People often predict how others might speak based on the speaker’s traits, such as gender. However, most research into the relationship between gender and listener perception assumes a gender binary, which fails to capture the full spectrum of gender diversity.

Merritt et al. measured listener perception of speakers with a range of gender identities to investigate how listeners organize speakers and the acoustic features that inform them.

“Studies on gender attribution generally limited listeners’ response options to categories like ‘man’, ‘woman’, or ‘don’t know,’” said author Brandon Merritt. “These decisions may have obscured listeners’ true attribution of talker characteristics. We wanted to allow listeners to make their own decisions in classifying speakers with minimal bias from words/terminology imposed by the researchers.”

The team recruited cisgender, transgender, non-binary, and agender speakers to record a sentence. Listeners grouped anonymous recordings of the talkers based on “general similarity” and “gender identity,” and rated them on auditory perceptual characteristics like masculinity or age.

Data analysis indicated fundamental frequency, or pitch, and formant frequencies, associated with voice quality, informed classifications, consistent with prior research. However, this study revealed a more multidimensional story of these features.

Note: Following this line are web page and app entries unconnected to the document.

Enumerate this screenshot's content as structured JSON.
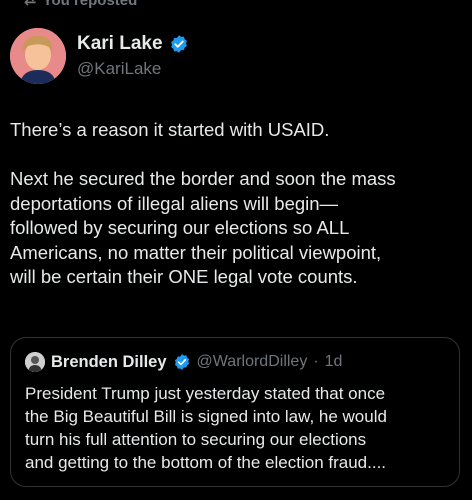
{
  "repost_label": "You reposted",
  "author": {
    "display_name": "Kari Lake",
    "handle": "@KariLake",
    "verified": true,
    "verified_color": "#1d9bf0"
  },
  "tweet": {
    "lines": [
      "There’s a reason it started with USAID.",
      "",
      "Next he secured the border and soon the mass",
      "deportations of  illegal aliens will begin—",
      "followed by securing our elections so ALL",
      "Americans, no matter their political viewpoint,",
      "will be certain their ONE legal vote counts."
    ]
  },
  "quoted": {
    "display_name": "Brenden Dilley",
    "handle": "@WarlordDilley",
    "separator": "·",
    "time": "1d",
    "verified": true,
    "lines": [
      "President Trump just yesterday stated that once",
      "the Big Beautiful Bill is signed into law, he would",
      "turn his full attention to securing our elections",
      "and getting to the bottom of the election fraud...."
    ]
  }
}
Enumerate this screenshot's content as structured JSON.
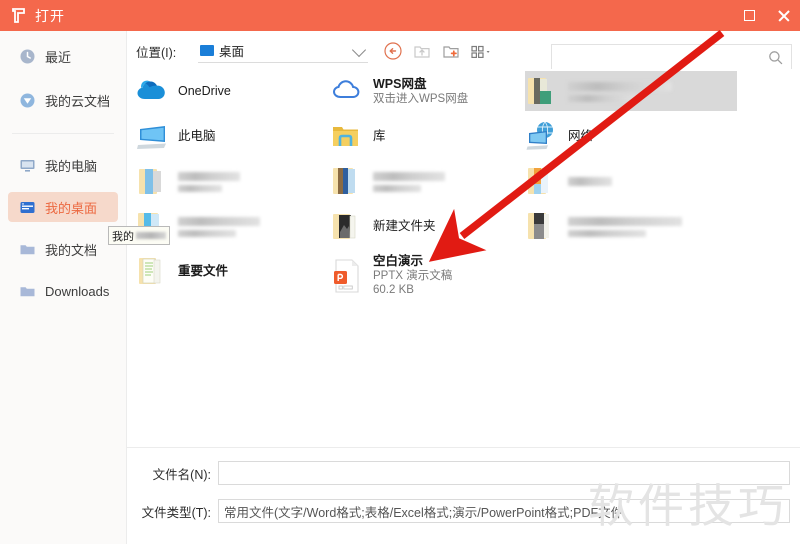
{
  "window": {
    "title": "打开",
    "logo_icon": "wps-logo-icon",
    "controls": [
      {
        "name": "maximize-button",
        "icon": "maximize-icon"
      },
      {
        "name": "close-button",
        "icon": "close-icon"
      }
    ],
    "titlebar_color": "#f4684c"
  },
  "sidebar": {
    "items": [
      {
        "label": "最近",
        "icon": "clock-icon",
        "selected": false
      },
      {
        "label": "我的云文档",
        "icon": "cloud-doc-icon",
        "selected": false
      },
      {
        "label": "我的电脑",
        "icon": "monitor-icon",
        "selected": false
      },
      {
        "label": "我的桌面",
        "icon": "desktop-icon",
        "selected": true
      },
      {
        "label": "我的文档",
        "icon": "folder-icon",
        "selected": false
      },
      {
        "label": "Downloads",
        "icon": "folder-icon",
        "selected": false
      }
    ],
    "selected_bg": "#f6d9cb",
    "selected_fg": "#ec6941"
  },
  "toolbar": {
    "location_label": "位置(I):",
    "location_value": "桌面",
    "location_icon": "monitor-blue-icon",
    "dropdown_icon": "chevron-down-icon",
    "buttons": [
      {
        "name": "back-button",
        "icon": "back-arrow-icon",
        "enabled": true
      },
      {
        "name": "up-folder-button",
        "icon": "up-folder-icon",
        "enabled": false
      },
      {
        "name": "new-folder-button",
        "icon": "new-folder-icon",
        "enabled": true
      },
      {
        "name": "view-mode-button",
        "icon": "grid-view-icon",
        "enabled": true
      }
    ]
  },
  "search": {
    "value": "",
    "placeholder": "",
    "icon": "search-icon"
  },
  "files": {
    "column1": [
      {
        "name": "OneDrive",
        "icon": "onedrive-icon",
        "sub": "",
        "blurred": false,
        "bold": false
      },
      {
        "name": "此电脑",
        "icon": "this-pc-icon",
        "sub": "",
        "blurred": false,
        "bold": false
      },
      {
        "name": "",
        "icon": "folder-stack-icon",
        "sub": "",
        "blurred": true,
        "bold": false
      },
      {
        "name": "",
        "icon": "folder-blue-icon",
        "sub": "",
        "blurred": true,
        "bold": false
      },
      {
        "name": "重要文件",
        "icon": "folder-docs-icon",
        "sub": "",
        "blurred": false,
        "bold": true
      }
    ],
    "column2": [
      {
        "name": "WPS网盘",
        "icon": "wps-cloud-icon",
        "sub": "双击进入WPS网盘",
        "blurred": false,
        "bold": true
      },
      {
        "name": "库",
        "icon": "library-icon",
        "sub": "",
        "blurred": false,
        "bold": false
      },
      {
        "name": "",
        "icon": "folder-books-icon",
        "sub": "",
        "blurred": true,
        "bold": false
      },
      {
        "name": "新建文件夹",
        "icon": "folder-photo-icon",
        "sub": "",
        "blurred": false,
        "bold": false
      },
      {
        "name": "空白演示",
        "icon": "pptx-file-icon",
        "sub": "PPTX 演示文稿",
        "sub2": "60.2 KB",
        "blurred": false,
        "bold": true
      }
    ],
    "column3": [
      {
        "name": "",
        "icon": "folder-green-icon",
        "sub": "",
        "blurred": true,
        "bold": false,
        "highlighted": true
      },
      {
        "name": "网络",
        "icon": "network-icon",
        "sub": "",
        "blurred": false,
        "bold": false
      },
      {
        "name": "",
        "icon": "folder-orange-icon",
        "sub": "",
        "blurred": true,
        "bold": false
      },
      {
        "name": "",
        "icon": "folder-gray-icon",
        "sub": "",
        "blurred": true,
        "bold": false
      }
    ]
  },
  "form": {
    "filename_label": "文件名(N):",
    "filename_value": "",
    "filetype_label": "文件类型(T):",
    "filetype_value": "常用文件(文字/Word格式;表格/Excel格式;演示/PowerPoint格式;PDF文件"
  },
  "tooltip": {
    "text": "我的"
  },
  "watermark": {
    "text": "软件技巧"
  },
  "annotation": {
    "arrow_color": "#e11b13",
    "arrow_from": "720,35",
    "arrow_to": "452,243"
  }
}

“In one dimension, listeners tended to organize speakers from low to high frequencies that were strongly correlated with auditory-perceptual ratings of masculinity/femininity,” said Merritt. “For the second dimension, we found that listeners tended to separate speakers with fundamental frequency and formant frequencies at the extreme ends of the scale away from speaker values in the more intermediate range. We interpreted this dimension as ‘Gender Prototypicality.’”

This research can help speech-language pathologists offer better gender-affirming communication training for transgender patients.

Source: “Auditory free classification of gender diverse speakers,” by Brandon Merritt, Tessa Bent, Rowan Kilgore, and Cameron Eads, Journal of the Acoustical Society of America (2024). The article can be accessed at